A Financial Times report last week revealed that James was looking to invest in media companies outside News Corp, including the option of a “liberal news site”. Sources told the newspaper that James “wanted to distance himself from the conservative media outlets controlled for decades by his father but had yet to decide how exactly he would invest in the news media”. James’ disdain for some of the Fox News agendas has been clear for some time, having reportedly told friends he’s embarrassed by some of the content the network produces.
Last year, Kathryn again raised some eyebrows by tweeting support for De Correspondent’s fundraising drive for an international edition — something the publication called “unbreaking news” in opposition to how “news as we know it leaves us cynical, divided and less informed”. She has also used her Twitter profile to support Fox News critics. In September, she retweeted (and commented with a “Well said”) a Washington Post article heavily criticising Fox News host Tucker Carlson who’d railed against diversity in one of his programs.
One of Quadrivium’s focuses is climate change, which reflects Kathryn’s background and experience in the area. She’s worked with the Clinton Climate Initiative and much of her work (and Twitter content) relates to climate, ocean science and science education, and always from the progressive/believing-in-science perspective — in direct opposition to where Fox News and many of News Corp’s publications come from.

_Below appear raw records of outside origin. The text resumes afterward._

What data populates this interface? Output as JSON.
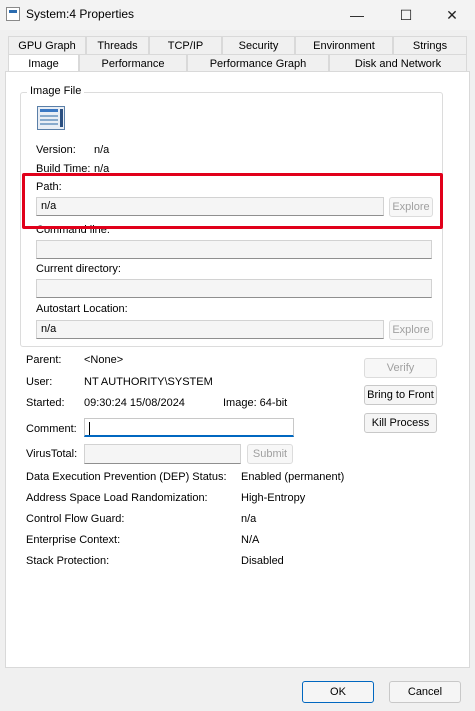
{
  "window": {
    "title": "System:4 Properties",
    "controls": {
      "minimize": "—",
      "maximize": "☐",
      "close": "✕"
    }
  },
  "tabs": {
    "row1": [
      "GPU Graph",
      "Threads",
      "TCP/IP",
      "Security",
      "Environment",
      "Strings"
    ],
    "row2": [
      "Image",
      "Performance",
      "Performance Graph",
      "Disk and Network"
    ],
    "active": "Image"
  },
  "image_file": {
    "group_label": "Image File",
    "icon": "executable-icon",
    "version_label": "Version:",
    "version_value": "n/a",
    "build_time_label": "Build Time:",
    "build_time_value": "n/a",
    "path_label": "Path:",
    "path_value": "n/a",
    "command_line_label": "Command line:",
    "command_line_value": "",
    "current_directory_label": "Current directory:",
    "current_directory_value": "",
    "autostart_label": "Autostart Location:",
    "autostart_value": "n/a",
    "explore_label": "Explore"
  },
  "process": {
    "parent_label": "Parent:",
    "parent_value": "<None>",
    "user_label": "User:",
    "user_value": "NT AUTHORITY\\SYSTEM",
    "started_label": "Started:",
    "started_value": "09:30:24  15/08/2024",
    "image_value": "Image: 64-bit",
    "comment_label": "Comment:",
    "comment_value": "",
    "virustotal_label": "VirusTotal:",
    "submit_label": "Submit",
    "verify_label": "Verify",
    "bring_to_front_label": "Bring to Front",
    "kill_process_label": "Kill Process"
  },
  "security": [
    {
      "label": "Data Execution Prevention (DEP) Status:",
      "value": "Enabled (permanent)"
    },
    {
      "label": "Address Space Load Randomization:",
      "value": "High-Entropy"
    },
    {
      "label": "Control Flow Guard:",
      "value": "n/a"
    },
    {
      "label": "Enterprise Context:",
      "value": "N/A"
    },
    {
      "label": "Stack Protection:",
      "value": "Disabled"
    }
  ],
  "footer": {
    "ok_label": "OK",
    "cancel_label": "Cancel"
  },
  "colors": {
    "highlight": "#e1001a",
    "accent": "#0067c0"
  }
}
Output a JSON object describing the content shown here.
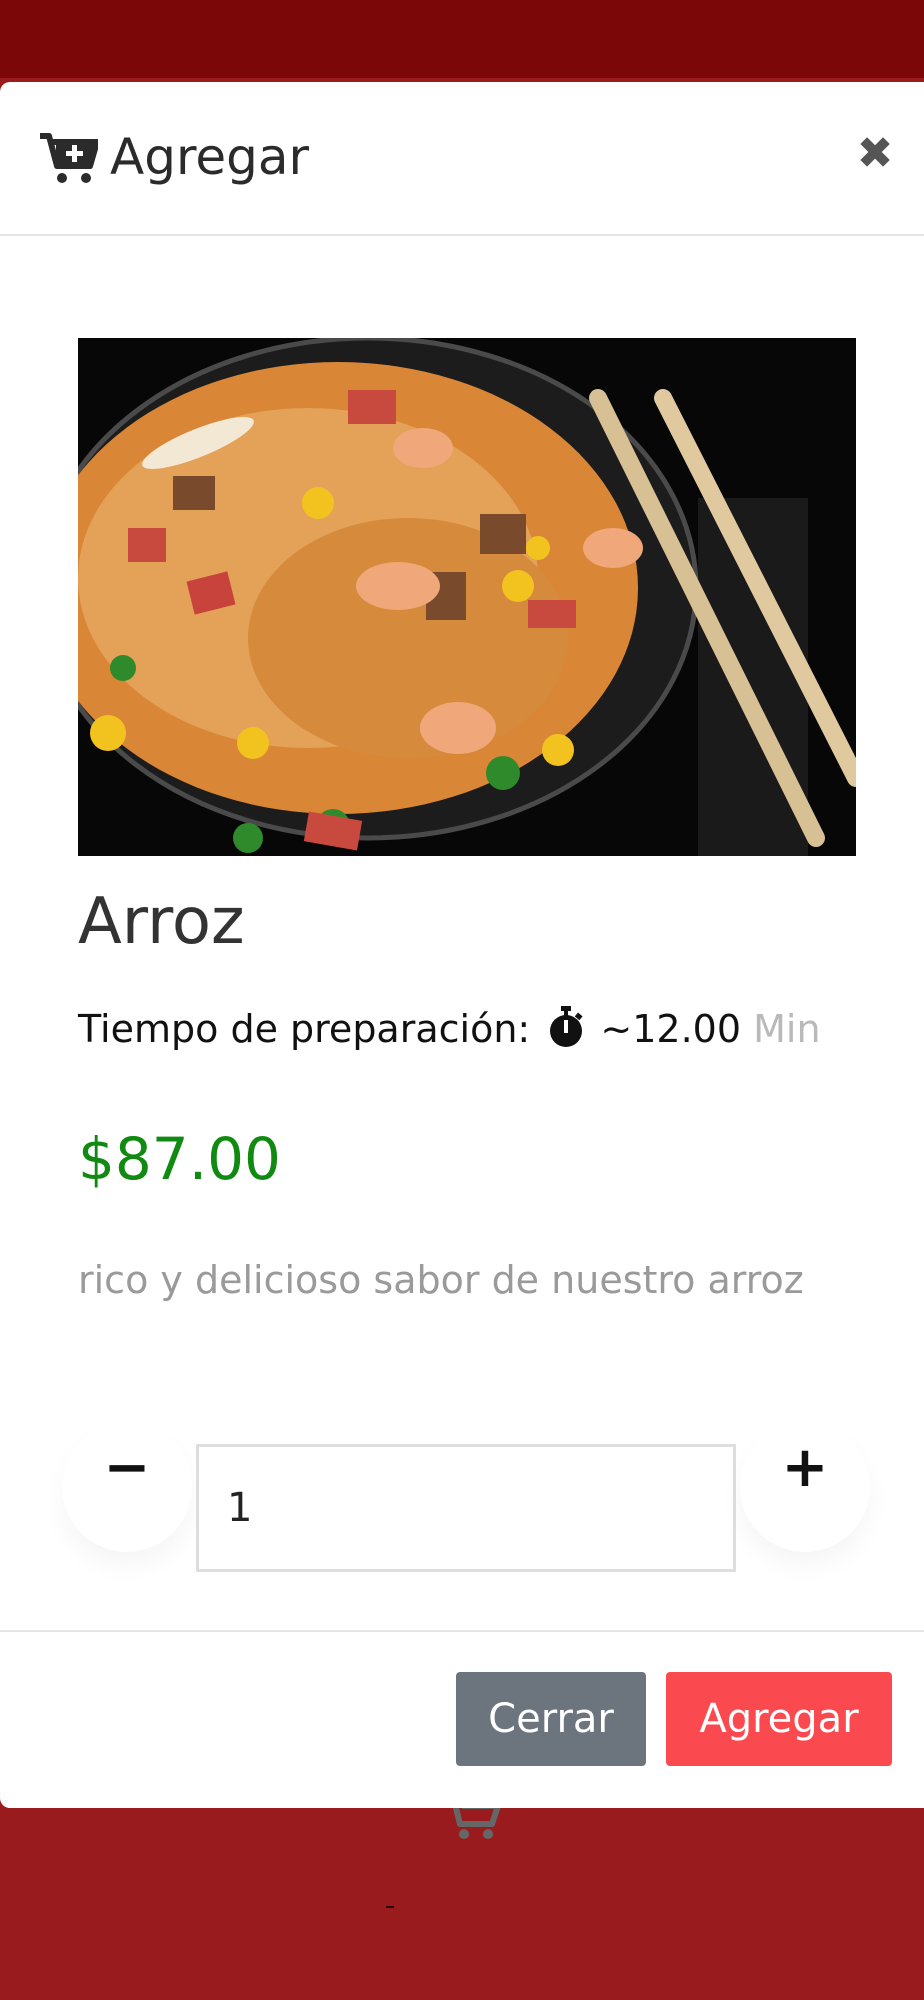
{
  "modal": {
    "title": "Agregar",
    "close_symbol": "✖",
    "icons": {
      "header": "cart-plus-icon",
      "close": "close-icon",
      "prep": "stopwatch-icon",
      "background": "shopping-cart-icon"
    }
  },
  "product": {
    "image_alt": "Arroz",
    "name": "Arroz",
    "prep_label": "Tiempo de preparación:",
    "prep_time": "~12.00",
    "prep_unit": "Min",
    "price": "$87.00",
    "description": "rico y delicioso sabor de nuestro arroz"
  },
  "quantity": {
    "minus_symbol": "−",
    "plus_symbol": "+",
    "value": "1"
  },
  "footer": {
    "close_label": "Cerrar",
    "add_label": "Agregar"
  },
  "colors": {
    "backdrop": "#9a1b1e",
    "top_bar": "#7b0709",
    "price": "#118a11",
    "close_button": "#6c757d",
    "add_button": "#fb4a4f"
  }
}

Kathryn also has a longstanding relationship with the Clinton family. She worked for the Clinton Climate Initiative for five years, and reportedly was trying to set up a meeting between the Murdochs and Democratic candidate Hillary Clinton ahead of the 2016 election to garner support for her from News Corp, over Trump. The company’s outlets hadn’t supported Trump in the primaries, but Fox, in particular, turned to fiercely cheer for him after he won the Republican nomination.